What’s your preferred social media choice?
Facebook is about as far as I go at the moment. I’m a bit of a technophobe but I’m learning! It’s still early days. It can take up so much of your time and, at the moment, I really just want to focus on work.
Do you have any plans to expand your gorgeous ranges? Sculptures perhaps? Any additional lines of business you are keen to pursue?
I do both tableware ranges and vases. Again, it is still early days. I do beakers and small plates. Plates are something new I’ve been doing as well as bowls, lots of bowls! And Vases, they are always good to do and sell.
I don’t have any plans in the future to go into sculptural pieces. That’s not quite me. I do want to stick with the throwing. I want to create pieces that people love to use everyday. Beautiful things that they can have out but not be afraid to use and enjoy. I would rather buy things I can use than just put on display. So that’s what I’m really aiming for - beautiful stuff that people can use every day.
What are the best things about being your own creative boss?
With having a family - I’ve got two boys - it’s good to be at home. I get to spend time with my boys when they come home from School.
When we first arrived on the Coast, I was working full time. It was so hectic, and exhausting! You’d work all day, then come home and have to cook dinner and hassle the kid’s about homework! Having your own business makes it hectic in a different form - you never get away from it but, at least I can organise my day around it and at least when I need to do something or when I have to take the kids to sports, I can do it without having to worry.
I enjoy being at home; I enjoy being able to go for long walks on the beach if that’s what I want to do, and that’s where you get the inspiration from, being out there - and if you haven’t got the time to do that, it gets shut out.
I really appreciate that I can do that.
Fav Sunny Coast designer/artisan?
I actually think it’s Seven Dandelions. I love their stuff - I just love what they do and they’re doing really well. They’re great!
Fav Sunny Coast retail outlet/s?
That was a big struggle to think of as I really don’t like shopping very much! The only time I go around looking at shops is when friends take me out for coffee and we have a little look around. There are not an awful lot I can think of. The only place I suppose I can really say I do love is Peregian. There’s a Finders Keepers store there and also the French and Gorgeous shop - she has lovely things...
Fav Sunny Coast cafe/restaurant/foodie paradise?
We love hanging out at Skal coffee in Peregian - my husband's a graphic designer who did the artwork for them - and we love their coffee!
Fav Sunny Coast weekend routine?
Well, I’ve got two boys who are very into their sports so I spend alot of time on the weekend running them around to sports fixtures! And once that’s done we usually just hang out on the beach, or try to do something nice with them. We also love having friends over for dinner and a few drinks.
Fav Sunny Coast icon/landmark?
I love the Noosa National Park.
Fav Sunny Coast hangout?
The beach! We all love it, even our dog!
Get fired up :)
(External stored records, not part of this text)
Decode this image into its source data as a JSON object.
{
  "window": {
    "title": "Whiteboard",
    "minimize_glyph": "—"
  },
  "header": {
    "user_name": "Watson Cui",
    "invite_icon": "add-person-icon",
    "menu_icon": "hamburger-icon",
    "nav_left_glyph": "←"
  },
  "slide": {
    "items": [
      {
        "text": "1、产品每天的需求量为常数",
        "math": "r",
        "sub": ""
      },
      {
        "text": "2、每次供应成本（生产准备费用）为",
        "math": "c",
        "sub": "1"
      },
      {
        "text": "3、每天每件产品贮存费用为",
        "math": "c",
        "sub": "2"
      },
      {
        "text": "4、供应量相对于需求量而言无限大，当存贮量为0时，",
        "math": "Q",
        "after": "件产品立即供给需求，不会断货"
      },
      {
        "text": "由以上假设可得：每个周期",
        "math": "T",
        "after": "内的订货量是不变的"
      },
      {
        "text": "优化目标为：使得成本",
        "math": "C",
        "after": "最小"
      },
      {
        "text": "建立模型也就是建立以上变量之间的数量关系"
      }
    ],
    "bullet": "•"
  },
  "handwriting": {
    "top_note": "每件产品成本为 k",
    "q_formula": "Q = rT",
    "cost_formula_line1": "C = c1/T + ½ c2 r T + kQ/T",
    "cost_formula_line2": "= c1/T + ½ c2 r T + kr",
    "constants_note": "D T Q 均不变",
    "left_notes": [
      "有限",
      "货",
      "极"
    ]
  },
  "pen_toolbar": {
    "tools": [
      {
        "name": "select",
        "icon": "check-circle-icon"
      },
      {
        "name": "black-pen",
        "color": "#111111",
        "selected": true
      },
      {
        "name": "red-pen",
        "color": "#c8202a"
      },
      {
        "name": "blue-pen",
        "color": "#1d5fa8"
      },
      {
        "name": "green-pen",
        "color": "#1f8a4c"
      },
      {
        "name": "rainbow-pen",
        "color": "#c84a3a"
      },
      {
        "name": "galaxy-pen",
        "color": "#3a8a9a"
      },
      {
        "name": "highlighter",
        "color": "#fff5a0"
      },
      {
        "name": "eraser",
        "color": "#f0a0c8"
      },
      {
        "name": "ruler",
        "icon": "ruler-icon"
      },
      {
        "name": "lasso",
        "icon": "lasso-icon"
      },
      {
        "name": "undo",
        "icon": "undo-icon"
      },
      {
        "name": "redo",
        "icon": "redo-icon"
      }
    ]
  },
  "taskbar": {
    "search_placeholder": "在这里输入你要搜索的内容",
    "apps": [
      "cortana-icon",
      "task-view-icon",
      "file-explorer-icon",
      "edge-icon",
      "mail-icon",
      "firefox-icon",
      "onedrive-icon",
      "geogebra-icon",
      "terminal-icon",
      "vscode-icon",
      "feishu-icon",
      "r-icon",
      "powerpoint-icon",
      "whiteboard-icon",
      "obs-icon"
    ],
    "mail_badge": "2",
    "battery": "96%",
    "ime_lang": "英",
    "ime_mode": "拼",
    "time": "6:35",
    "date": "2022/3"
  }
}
You can find Elke at the Peregian Markets, every first and third Sunday of the month. She has also been accepted to display at the upcoming Brisbane Finders Keepers market on the 6th and 7th of July! Elke's website is currently under construction, but enquires can be made via her Facebook Page or email, and for some visual inspiration you can check out her brand new profile on Instagram :)